Read TPA’s review of The Prelude Implicit
Affinity – 2016
Sneaking ’80s music into this noughties compilation may seem underhand, but Haken’s fourth album is inspired by Transformer’s soundtrack writer Vince Dicola. The retro keys and subtle use of Simmons pads add that decade’s vibe to this thoroughly modern take on the prog metal genre. Standout track 1985 is clearly influenced by Rabin-era Yes, with staccato rhythm keys, bold fanfare chords, Rush-style guitar flurries, and anthemic chorus’s sets the identity.
Diego Tejeida’s keyboard playing cements the album in the era of its influence with the “Autobot Decepticon battle” solo around the six-minute mark a joy to behold. Raymond Hearne’s drumming and splash cymbal bashing are world-class; this track is a highlight of an album that only has highlights.
Read TPA’s review of Affinity
The Ferryman’s Curse – 2017
Most recent album by this British institution has Dave Cousin’s band of merry minstrels returning to the symphonic past for the sound and inspiration. Dave Lambert’s overtly rock guitar is joined by superb multi-instrumentalist Dave Bainbridge to re-live those fine lush keyboard sounds of yore but tinged with the untimely loss of metal guru producer Chris Tsangarides, who made this his swan-song. The CD starts with an optimistic orchestral piece that morphs into The Nails from the Hands of Christ, this is Dave Cousins at his cynical and wry best, tackling that most controversial of subjects – religion.
There’s a seasonal flavour to the widescreen opening of When the Spirit Moves, 12-string guitars weave in and out of orchestral keyboards. An almost pagan chant of hope codas this piece with brass band uplifts, a peel of tubular bells, and last posting trumpet. Lovely. An essential, surprising, and timely release.
Read TPA’s review of The Ferryman’s Curse
Screens – 2019
All of this Chicago based band’s albums could have been part of this compilation, but Screens is their latest. Funded by Kick Starter and still featuring the amazing guitar talent of Jim Tashjian and master drummer, de facto leader, and songwriter, Jonathan Schang, but now with the added goodness of new keyboard player Andrew Lawrence and Hagrid look alike Tim Seisser playing a bass that only he could lift up.

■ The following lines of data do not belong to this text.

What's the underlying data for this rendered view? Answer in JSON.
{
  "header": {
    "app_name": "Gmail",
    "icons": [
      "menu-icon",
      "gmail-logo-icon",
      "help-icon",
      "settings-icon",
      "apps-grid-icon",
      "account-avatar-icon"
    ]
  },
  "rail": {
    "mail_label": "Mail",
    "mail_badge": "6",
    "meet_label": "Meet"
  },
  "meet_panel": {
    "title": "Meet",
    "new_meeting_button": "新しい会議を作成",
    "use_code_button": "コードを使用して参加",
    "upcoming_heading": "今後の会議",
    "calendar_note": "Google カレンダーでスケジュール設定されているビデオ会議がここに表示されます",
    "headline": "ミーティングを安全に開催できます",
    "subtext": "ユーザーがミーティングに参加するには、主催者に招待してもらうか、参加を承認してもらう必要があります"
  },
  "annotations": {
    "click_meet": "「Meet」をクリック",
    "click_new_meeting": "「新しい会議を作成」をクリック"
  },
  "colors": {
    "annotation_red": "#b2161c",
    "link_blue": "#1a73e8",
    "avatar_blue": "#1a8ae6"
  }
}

All tracks are stand out but as if a homage to the first album, Ghost Girl harks back to the storytelling aspect of Hybrid Child, but this time alien abduction is replaced by parapsychology. Shades of everything from the past (like ghosts) can be picked out on the midnight recording from the walls of the old mansion. Shades of Black Sabbath’s first album jump at you as Ozzy is wearing a white sheet over his head and tripping over the complex drumming. Elements of jazz-rock show off in the musicianship, but the paranormal investigator is captivated by the singer’s narrative, always behaving like a group member and not as a diva with backing. Join the best kept secret society and make sure you own all of their output, this latest instalment simply adds to the marvel.